ACC Week: One Big Question for North Carolina, Does The Fedora Fit?


Miami headlined the scandalous summer of 2011, when Yahoo! Sports investigative reporter Charles Robinson published a litany of charges against the Hurricane football program. Somewhat overshadowed were the alleged transgressions of ACC mate North Carolina — transgressions that cost Butch Davis his head coaching job.

Everett Withers took over literally weeks before the season and helped UNC to seven wins under less than desirable circumstances. Looming over Withers was not only the cloud of NCAA investigation, but a certainty that the athletic department would take a different direction beyond 2011. That proved true when UNC hired Larry Fedora on Dec. 7, days after he coached Southern Miss to the Conference USA championship.

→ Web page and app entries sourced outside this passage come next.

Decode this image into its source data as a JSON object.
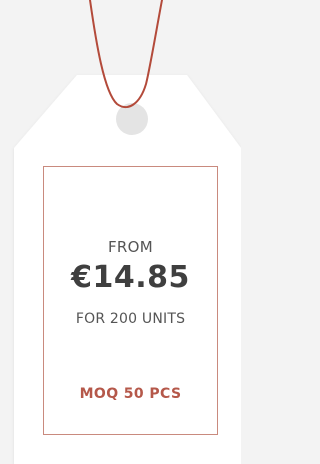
{
  "tag": {
    "from_label": "FROM",
    "price": "€14.85",
    "units_label": "FOR 200 UNITS",
    "moq_label": "MOQ 50 PCS"
  },
  "colors": {
    "background": "#f3f3f3",
    "tag": "#ffffff",
    "string": "#b34a3a",
    "border": "#c98a7e",
    "price_text": "#3f3f3f",
    "muted_text": "#555555",
    "accent_text": "#b5584a"
  }
}
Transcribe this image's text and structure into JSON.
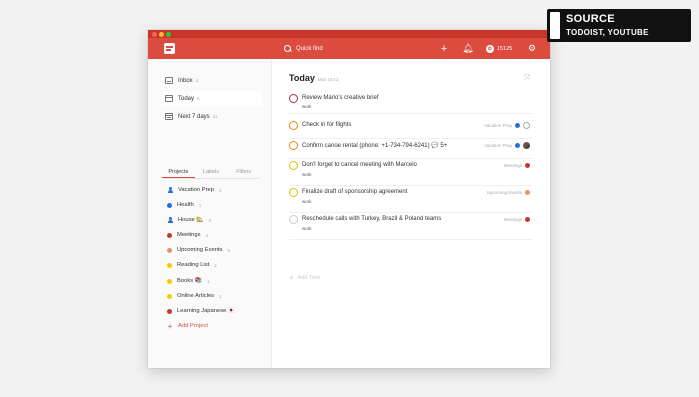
{
  "topbar": {
    "search_placeholder": "Quick find",
    "karma_label": "15125",
    "brand_color": "#db4c3f"
  },
  "sidebar": {
    "nav": [
      {
        "label": "Inbox",
        "count": "4",
        "icon": "inbox-icon"
      },
      {
        "label": "Today",
        "count": "6",
        "icon": "calendar-icon"
      },
      {
        "label": "Next 7 days",
        "count": "11",
        "icon": "calendar-week-icon"
      }
    ],
    "tabs": [
      "Projects",
      "Labels",
      "Filters"
    ],
    "projects": [
      {
        "label": "Vacation Prep",
        "count": "4",
        "color": "#246fe0",
        "icon": "person-icon"
      },
      {
        "label": "Health",
        "count": "1",
        "color": "#246fe0"
      },
      {
        "label": "House 🏡",
        "count": "5",
        "color": "#246fe0",
        "icon": "person-icon"
      },
      {
        "label": "Meetings",
        "count": "4",
        "color": "#c0392b"
      },
      {
        "label": "Upcoming Events",
        "count": "5",
        "color": "#eb8c6e"
      },
      {
        "label": "Reading List",
        "count": "2",
        "color": "#f5cc00"
      },
      {
        "label": "Books 📚",
        "count": "1",
        "color": "#f5cc00"
      },
      {
        "label": "Online Articles",
        "count": "2",
        "color": "#f5cc00"
      },
      {
        "label": "Learning Japanese 🇯🇵",
        "count": "",
        "color": "#c0392b"
      }
    ],
    "add_project": "Add Project"
  },
  "main": {
    "title": "Today",
    "date": "Mon Oct 2",
    "tasks": [
      {
        "title": "Review Mario's creative brief",
        "label": "work",
        "project": "",
        "check_color": "#a4275a"
      },
      {
        "title": "Check in for flights",
        "label": "",
        "project": "Vacation Prep",
        "project_color": "#246fe0",
        "check_color": "#eb8909",
        "assignee": "person-icon"
      },
      {
        "title": "Confirm canoe rental (phone: +1-734-794-6241) 💬 5+",
        "label": "",
        "project": "Vacation Prep",
        "project_color": "#246fe0",
        "check_color": "#eb8909",
        "assignee": "avatar"
      },
      {
        "title": "Don't forget to cancel meeting with Marcelo",
        "label": "work",
        "project": "Meetings",
        "project_color": "#c0392b",
        "check_color": "#d8c400"
      },
      {
        "title": "Finalize draft of sponsorship agreement",
        "label": "work",
        "project": "Upcoming Events",
        "project_color": "#eb8c6e",
        "check_color": "#d8c400"
      },
      {
        "title": "Reschedule calls with Turkey, Brazil & Poland teams",
        "label": "work",
        "project": "Meetings",
        "project_color": "#c0392b",
        "check_color": "#cccccc"
      }
    ],
    "add_task": "Add Task"
  },
  "source": {
    "title": "SOURCE",
    "subtitle": "TODOIST, YOUTUBE"
  }
}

Fedora has yet to coach a game, or even a fall workout, but his tenure already mirrors that of Al Golden’s in Miami. Golden had filled Miami’s vacancy before the full scope of possible NCAA violations came to light, leading to questions of Golden being able to leave despite his contract. UNC received NCAA penalties this spring for charges including former assistant John Blake’s involvement with an agent and possible academic violations. The depth of the latter is surfacing with reports of a fraudulent course for football players.

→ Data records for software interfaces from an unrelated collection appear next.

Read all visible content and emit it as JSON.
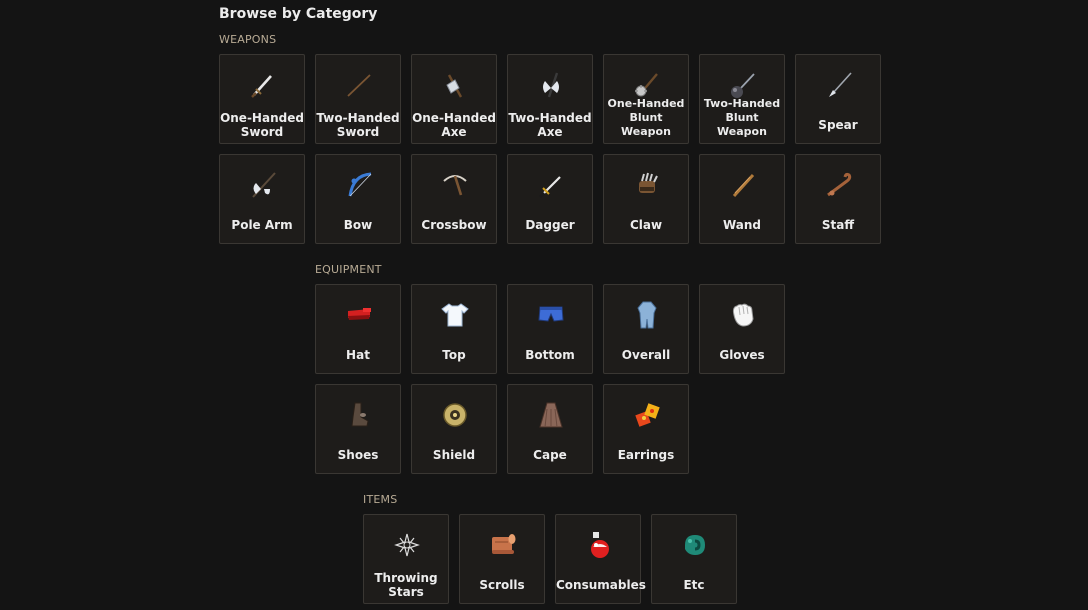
{
  "page": {
    "title": "Browse by Category"
  },
  "sections": {
    "weapons": {
      "label": "WEAPONS",
      "items": [
        {
          "label": "One-Handed Sword",
          "icon": "one-handed-sword-icon"
        },
        {
          "label": "Two-Handed Sword",
          "icon": "two-handed-sword-icon"
        },
        {
          "label": "One-Handed Axe",
          "icon": "one-handed-axe-icon"
        },
        {
          "label": "Two-Handed Axe",
          "icon": "two-handed-axe-icon"
        },
        {
          "label": "One-Handed Blunt Weapon",
          "icon": "one-handed-blunt-weapon-icon"
        },
        {
          "label": "Two-Handed Blunt Weapon",
          "icon": "two-handed-blunt-weapon-icon"
        },
        {
          "label": "Spear",
          "icon": "spear-icon"
        },
        {
          "label": "Pole Arm",
          "icon": "pole-arm-icon"
        },
        {
          "label": "Bow",
          "icon": "bow-icon"
        },
        {
          "label": "Crossbow",
          "icon": "crossbow-icon"
        },
        {
          "label": "Dagger",
          "icon": "dagger-icon"
        },
        {
          "label": "Claw",
          "icon": "claw-icon"
        },
        {
          "label": "Wand",
          "icon": "wand-icon"
        },
        {
          "label": "Staff",
          "icon": "staff-icon"
        }
      ]
    },
    "equipment": {
      "label": "EQUIPMENT",
      "items": [
        {
          "label": "Hat",
          "icon": "hat-icon"
        },
        {
          "label": "Top",
          "icon": "top-icon"
        },
        {
          "label": "Bottom",
          "icon": "bottom-icon"
        },
        {
          "label": "Overall",
          "icon": "overall-icon"
        },
        {
          "label": "Gloves",
          "icon": "gloves-icon"
        },
        {
          "label": "Shoes",
          "icon": "shoes-icon"
        },
        {
          "label": "Shield",
          "icon": "shield-icon"
        },
        {
          "label": "Cape",
          "icon": "cape-icon"
        },
        {
          "label": "Earrings",
          "icon": "earrings-icon"
        }
      ]
    },
    "items": {
      "label": "ITEMS",
      "items": [
        {
          "label": "Throwing Stars",
          "icon": "throwing-stars-icon"
        },
        {
          "label": "Scrolls",
          "icon": "scrolls-icon"
        },
        {
          "label": "Consumables",
          "icon": "consumables-icon"
        },
        {
          "label": "Etc",
          "icon": "etc-icon"
        }
      ]
    }
  },
  "colors": {
    "background": "#141414",
    "tile_background": "#1e1c1a",
    "tile_border": "#3a3733",
    "section_label": "#b8ab95",
    "text": "#ededed"
  }
}
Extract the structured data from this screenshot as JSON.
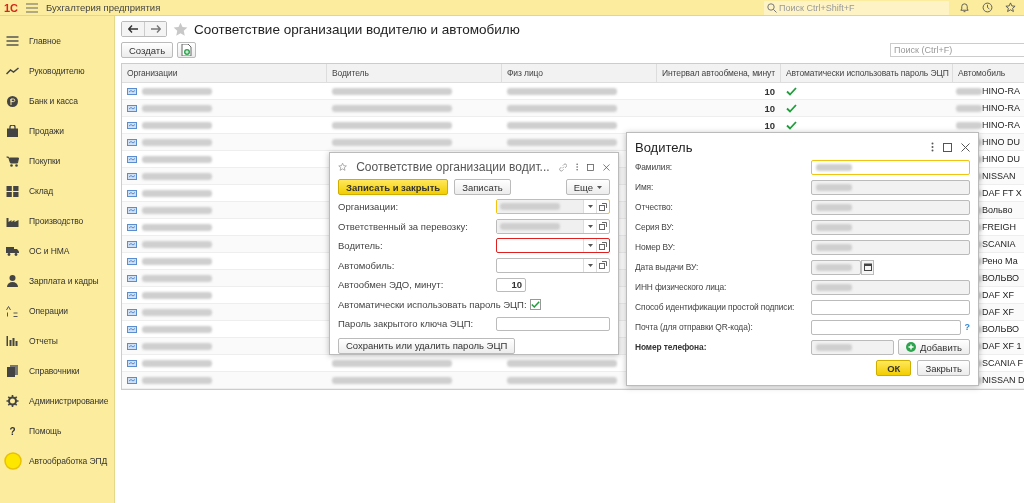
{
  "app": {
    "logo": "1С",
    "title": "Бухгалтерия предприятия",
    "search_placeholder": "Поиск Ctrl+Shift+F"
  },
  "sidebar": [
    {
      "label": "Главное"
    },
    {
      "label": "Руководителю"
    },
    {
      "label": "Банк и касса"
    },
    {
      "label": "Продажи"
    },
    {
      "label": "Покупки"
    },
    {
      "label": "Склад"
    },
    {
      "label": "Производство"
    },
    {
      "label": "ОС и НМА"
    },
    {
      "label": "Зарплата и кадры"
    },
    {
      "label": "Операции"
    },
    {
      "label": "Отчеты"
    },
    {
      "label": "Справочники"
    },
    {
      "label": "Администрирование"
    },
    {
      "label": "Помощь",
      "glyph": "?"
    },
    {
      "label": "Автообработка ЭПД"
    }
  ],
  "page": {
    "title": "Соответствие организации водителю и автомобилю",
    "create_button": "Создать",
    "search_placeholder": "Поиск (Ctrl+F)"
  },
  "table": {
    "columns": [
      "Организации",
      "Водитель",
      "Физ лицо",
      "Интервал автообмена, минут",
      "Автоматически использовать пароль ЭЦП",
      "Автомобиль"
    ],
    "rows": [
      {
        "interval": "10",
        "auto_password": true,
        "vehicle": "HINO-RA"
      },
      {
        "interval": "10",
        "auto_password": true,
        "vehicle": "HINO-RA"
      },
      {
        "interval": "10",
        "auto_password": true,
        "vehicle": "HINO-RA"
      },
      {
        "vehicle": "HINO DU"
      },
      {
        "vehicle": "HINO DU"
      },
      {
        "vehicle": "NISSAN"
      },
      {
        "vehicle": "DAF FT X"
      },
      {
        "vehicle": "Вольво"
      },
      {
        "vehicle": "FREIGH"
      },
      {
        "vehicle": "SCANIA"
      },
      {
        "vehicle": "Рено Ма"
      },
      {
        "vehicle": "ВОЛЬВО"
      },
      {
        "vehicle": "DAF XF"
      },
      {
        "vehicle": "DAF XF"
      },
      {
        "vehicle": "ВОЛЬВО"
      },
      {
        "vehicle": "DAF XF 1"
      },
      {
        "vehicle": "SCANIA F"
      },
      {
        "vehicle": "NISSAN D"
      }
    ]
  },
  "match_dialog": {
    "title": "Соответствие организации водит...",
    "save_close_button": "Записать и закрыть",
    "save_button": "Записать",
    "more_button": "Еще",
    "fields": [
      {
        "kind": "select",
        "label": "Организации:",
        "focused": true,
        "error": false,
        "redacted": true
      },
      {
        "kind": "select",
        "label": "Ответственный за перевозку:",
        "focused": false,
        "error": false,
        "redacted": true
      },
      {
        "kind": "select",
        "label": "Водитель:",
        "focused": false,
        "error": true,
        "redacted": false
      },
      {
        "kind": "select",
        "label": "Автомобиль:",
        "focused": false,
        "error": false,
        "redacted": false
      },
      {
        "kind": "number",
        "label": "Автообмен ЭДО, минут:",
        "value": "10"
      },
      {
        "kind": "checkbox",
        "label": "Автоматически использовать пароль ЭЦП:",
        "checked": true
      },
      {
        "kind": "text",
        "label": "Пароль закрытого ключа ЭЦП:"
      }
    ],
    "bottom_button": "Сохранить или удалить пароль ЭЦП"
  },
  "driver_dialog": {
    "title": "Водитель",
    "fields": [
      {
        "kind": "text",
        "label": "Фамилия:",
        "focused": true,
        "redacted": true
      },
      {
        "kind": "text",
        "label": "Имя:",
        "focused": false,
        "redacted": true
      },
      {
        "kind": "text",
        "label": "Отчество:",
        "focused": false,
        "redacted": true
      },
      {
        "kind": "text",
        "label": "Серия ВУ:",
        "focused": false,
        "redacted": true
      },
      {
        "kind": "text",
        "label": "Номер ВУ:",
        "focused": false,
        "redacted": true
      },
      {
        "kind": "date",
        "label": "Дата выдачи ВУ:",
        "focused": false,
        "redacted": true
      },
      {
        "kind": "text",
        "label": "ИНН физического лица:",
        "focused": false,
        "redacted": true
      },
      {
        "kind": "text",
        "label": "Способ идентификации простой подписи:",
        "focused": false,
        "redacted": false
      },
      {
        "kind": "text",
        "label": "Почта (для отправки QR-кода):",
        "focused": false,
        "redacted": false,
        "help": "?"
      },
      {
        "kind": "phone",
        "label": "Номер телефона:",
        "focused": false,
        "redacted": true,
        "add_button": "Добавить"
      }
    ],
    "ok_button": "ОК",
    "close_button": "Закрыть"
  }
}
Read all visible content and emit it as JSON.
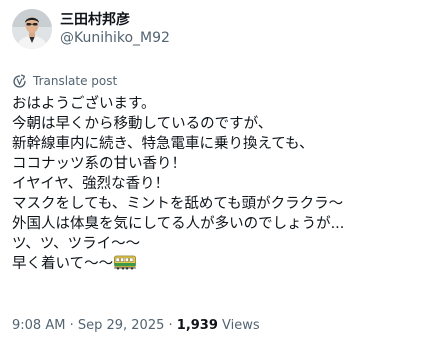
{
  "author": {
    "display_name": "三田村邦彦",
    "handle": "@Kunihiko_M92",
    "avatar_icon": "profile-photo"
  },
  "translate": {
    "label": "Translate post",
    "icon": "translate-icon"
  },
  "post": {
    "lines": [
      "おはようございます。",
      "今朝は早くから移動しているのですが、",
      "新幹線車内に続き、特急電車に乗り換えても、",
      "ココナッツ系の甘い香り！",
      "イヤイヤ、強烈な香り！",
      "マスクをしても、ミントを舐めても頭がクラクラ～",
      "外国人は体臭を気にしてる人が多いのでしょうが...",
      "ツ、ツ、ツライ～～",
      "早く着いて～～"
    ],
    "trailing_emoji": "train-emoji"
  },
  "meta": {
    "time": "9:08 AM",
    "separator1": " · ",
    "date": "Sep 29, 2025",
    "separator2": " · ",
    "views_count": "1,939",
    "views_label": " Views"
  },
  "colors": {
    "text_primary": "#0f1419",
    "text_secondary": "#536471"
  }
}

Georgia basketball was embroiled in a similar controversy in 2003, when the son of head coach Jim Harrick was discovered “teaching” a facade class for players. Harrick Jr. was promptly fired, and Harrick Sr. has not coached in the college ranks since. UGa. received four years of probation from the NCAA.

Whether the faux class was already known to the NCAA when it rendered its one-year bowl ban and loss of 15 scholarships decision remains to be seen. Otherwise, it only adds to the tumult of Fedora’s inaugural campaign.

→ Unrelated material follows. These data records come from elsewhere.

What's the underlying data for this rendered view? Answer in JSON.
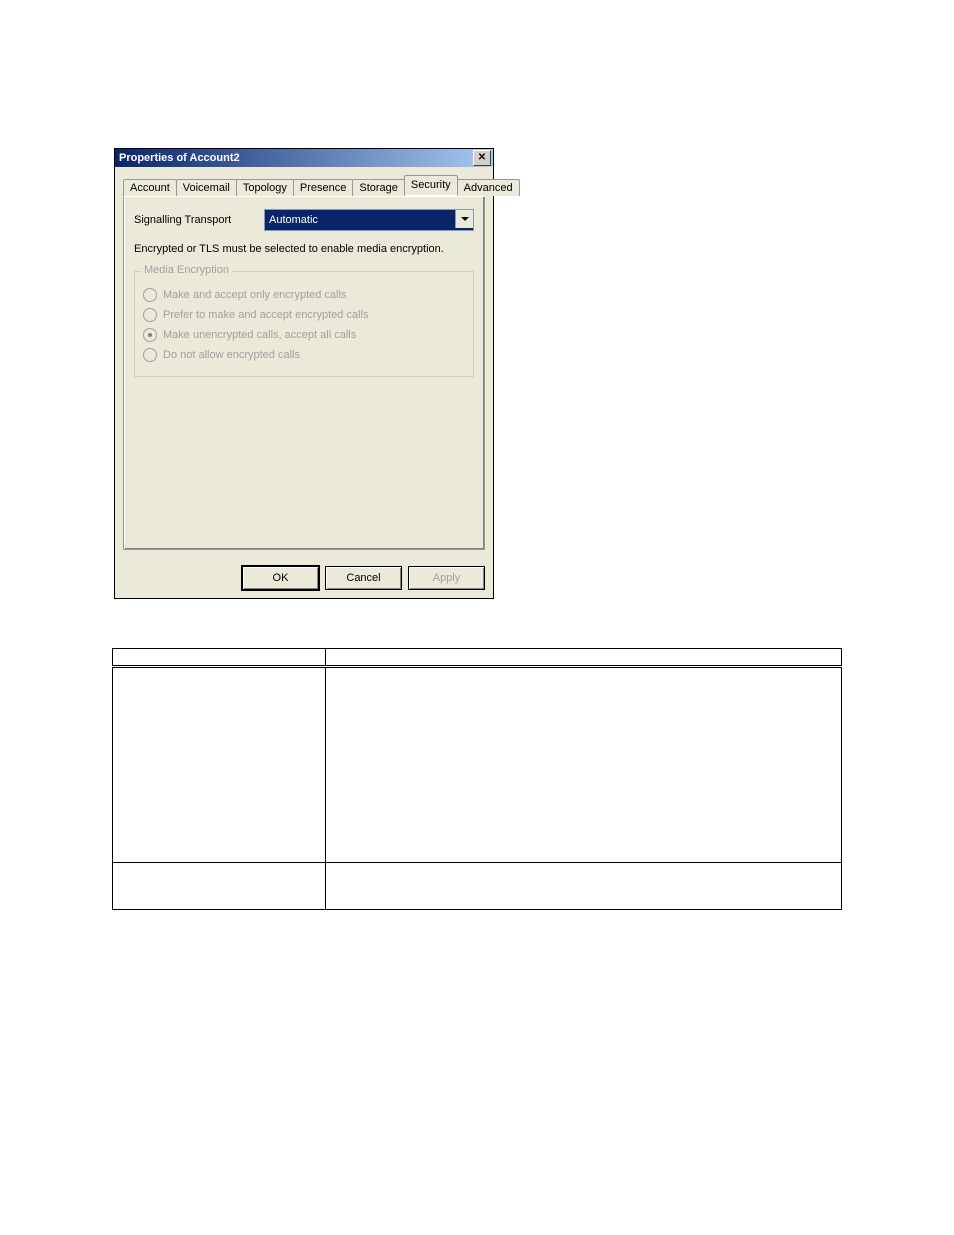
{
  "dialog": {
    "title": "Properties of Account2",
    "tabs": [
      "Account",
      "Voicemail",
      "Topology",
      "Presence",
      "Storage",
      "Security",
      "Advanced"
    ],
    "active_tab_index": 5,
    "transport_label": "Signalling Transport",
    "transport_value": "Automatic",
    "hint": "Encrypted or TLS must be selected to enable media encryption.",
    "groupbox_title": "Media Encryption",
    "radios": [
      {
        "label": "Make and accept only encrypted calls",
        "selected": false
      },
      {
        "label": "Prefer to make and accept encrypted calls",
        "selected": false
      },
      {
        "label": "Make unencrypted calls, accept all calls",
        "selected": true
      },
      {
        "label": "Do not allow encrypted calls",
        "selected": false
      }
    ],
    "ok_label": "OK",
    "cancel_label": "Cancel",
    "apply_label": "Apply"
  }
}
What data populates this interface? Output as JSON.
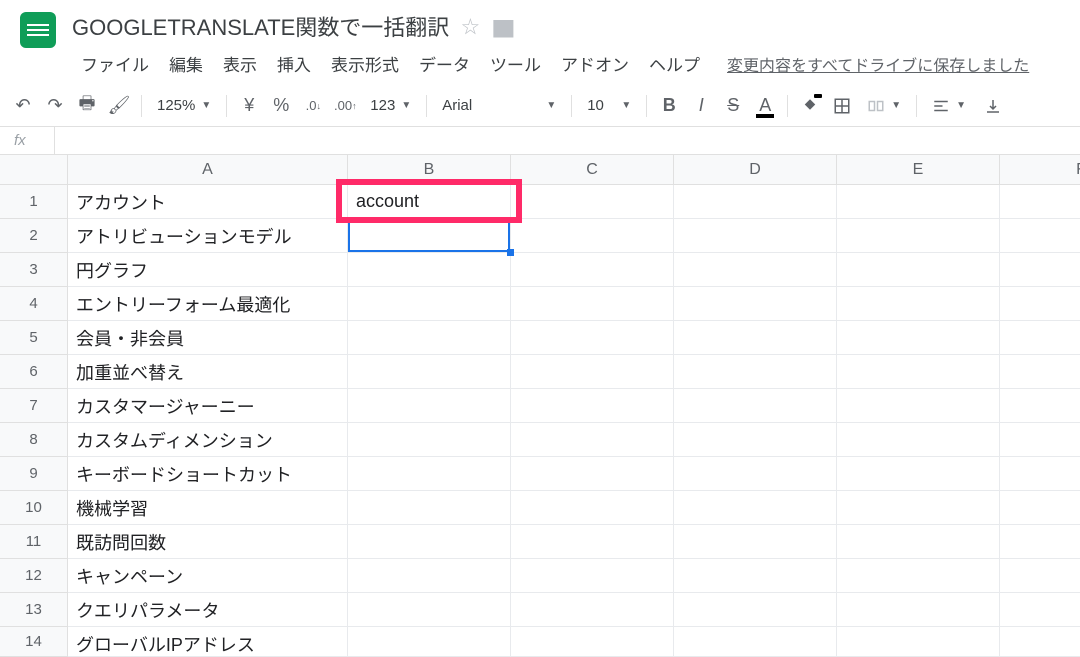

The Tar Heels are not lacking talent, and a successful season could rinse some of the bad taste the off-field issues left. Giovanni Bernard might be the best running back in the ACC; his 1253 yards and 13 touchdowns scored in 2011 would support that theory. Bernard would also seem a perfectly suited player to Fedora’s system, which at Southern Miss produced rushing offenses that ranked Nos. 24 (2008), 33 (2009) and 20 (2010 & 2011) nationally.

Similarly, Oklahoma State had college football’s eighth most proficient rushing offense in 2007, Fedora’s last year as the Cowboys’ offensive coordinator. Running back Dantrell Savage went for 1300-plus yards that season and nine touchdowns, but what really fueled the ground attack of both that Cowboys team and Fedora’s Golden Eagles is a dual threat quarterback.

OSU had Zac Robinson. Eleven-win USM had Austin Davis. UNC returning starter Bryn Renner has not what you would refer to as a dual threat quarterback. Renner played a prototypical, drop-back style that was beautiful at times (the season opener against James Madison, he threw just one incompletion) and shaky others (he went 9-17 with two interceptions in the 13-0 loss to NC State).

Nothing from spring practices would suggest Renner is anything but tops on the depth chart. He was outstanding in the spring game. Conversely, freshman Marquise Williams, a quarterback perhaps more suited to running the dual-style, spread offense of past Fedora teams, struggled.

Still, some experimentation might be in order. That’s particularly apropos given the Heels cannot go bowling. A positive for a new head coach like Fedora stepping into a job with the looming problems UNC faces is the extra recovery necessary allows for more freedom. Fedora can build UNC to his specifications without the same pressure cooker atmosphere that exists in so many other positions.